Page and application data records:
· · · ·
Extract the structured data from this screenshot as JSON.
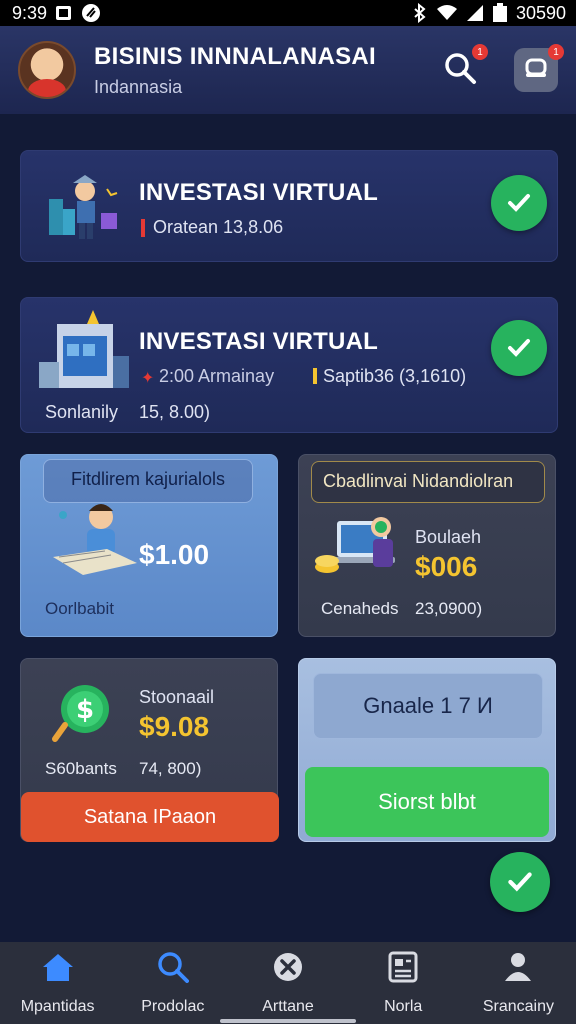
{
  "status_bar": {
    "time": "9:39",
    "battery_text": "30590"
  },
  "header": {
    "title": "BISINIS INNNALANASAI",
    "subtitle": "Indannasia",
    "search_badge": "1",
    "notif_badge": "1"
  },
  "card1": {
    "title": "INVESTASI VIRTUAL",
    "sub": "Oratean 13,8.06"
  },
  "card2": {
    "title": "INVESTASI VIRTUAL",
    "left_stat": "2:00 Armainay",
    "right_stat": "Saptib36 (3,1610)",
    "bottom_label": "Sonlanily",
    "bottom_value": "15, 8.00)"
  },
  "card3": {
    "title": "Fitdlirem kajurialols",
    "amount": "$1.00",
    "caption": "Oorlbabit"
  },
  "card4": {
    "title": "Cbadlinvai Nidandiolran",
    "label": "Boulaeh",
    "amount": "$006",
    "caption_label": "Cenaheds",
    "caption_value": "23,0900)"
  },
  "card5": {
    "label": "Stoonaail",
    "amount": "$9.08",
    "caption_label": "S60bants",
    "caption_value": "74, 800)",
    "button": "Satana IPaaon"
  },
  "card6": {
    "field": "Gnaale 1 7 И",
    "button": "Siorst blbt"
  },
  "nav": [
    {
      "label": "Mpantidas"
    },
    {
      "label": "Prodolac"
    },
    {
      "label": "Arttane"
    },
    {
      "label": "Norla"
    },
    {
      "label": "Srancainy"
    }
  ],
  "colors": {
    "accent_green": "#27b35e",
    "accent_orange": "#e0522e",
    "gold": "#f4c430",
    "nav_active": "#3d8bff"
  }
}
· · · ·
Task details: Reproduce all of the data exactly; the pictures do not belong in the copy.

Exercise response:
Extract the structured data from this screenshot as JSON.
{
  "status_bar": {
    "time": "9:39",
    "battery_text": "30590"
  },
  "header": {
    "title": "BISINIS INNNALANASAI",
    "subtitle": "Indannasia",
    "search_badge": "1",
    "notif_badge": "1"
  },
  "card1": {
    "title": "INVESTASI VIRTUAL",
    "sub": "Oratean 13,8.06"
  },
  "card2": {
    "title": "INVESTASI VIRTUAL",
    "left_stat": "2:00 Armainay",
    "right_stat": "Saptib36 (3,1610)",
    "bottom_label": "Sonlanily",
    "bottom_value": "15, 8.00)"
  },
  "card3": {
    "title": "Fitdlirem kajurialols",
    "amount": "$1.00",
    "caption": "Oorlbabit"
  },
  "card4": {
    "title": "Cbadlinvai Nidandiolran",
    "label": "Boulaeh",
    "amount": "$006",
    "caption_label": "Cenaheds",
    "caption_value": "23,0900)"
  },
  "card5": {
    "label": "Stoonaail",
    "amount": "$9.08",
    "caption_label": "S60bants",
    "caption_value": "74, 800)",
    "button": "Satana IPaaon"
  },
  "card6": {
    "field": "Gnaale 1 7 И",
    "button": "Siorst blbt"
  },
  "nav": [
    {
      "label": "Mpantidas"
    },
    {
      "label": "Prodolac"
    },
    {
      "label": "Arttane"
    },
    {
      "label": "Norla"
    },
    {
      "label": "Srancainy"
    }
  ],
  "colors": {
    "accent_green": "#27b35e",
    "accent_orange": "#e0522e",
    "gold": "#f4c430",
    "nav_active": "#3d8bff"
  }
}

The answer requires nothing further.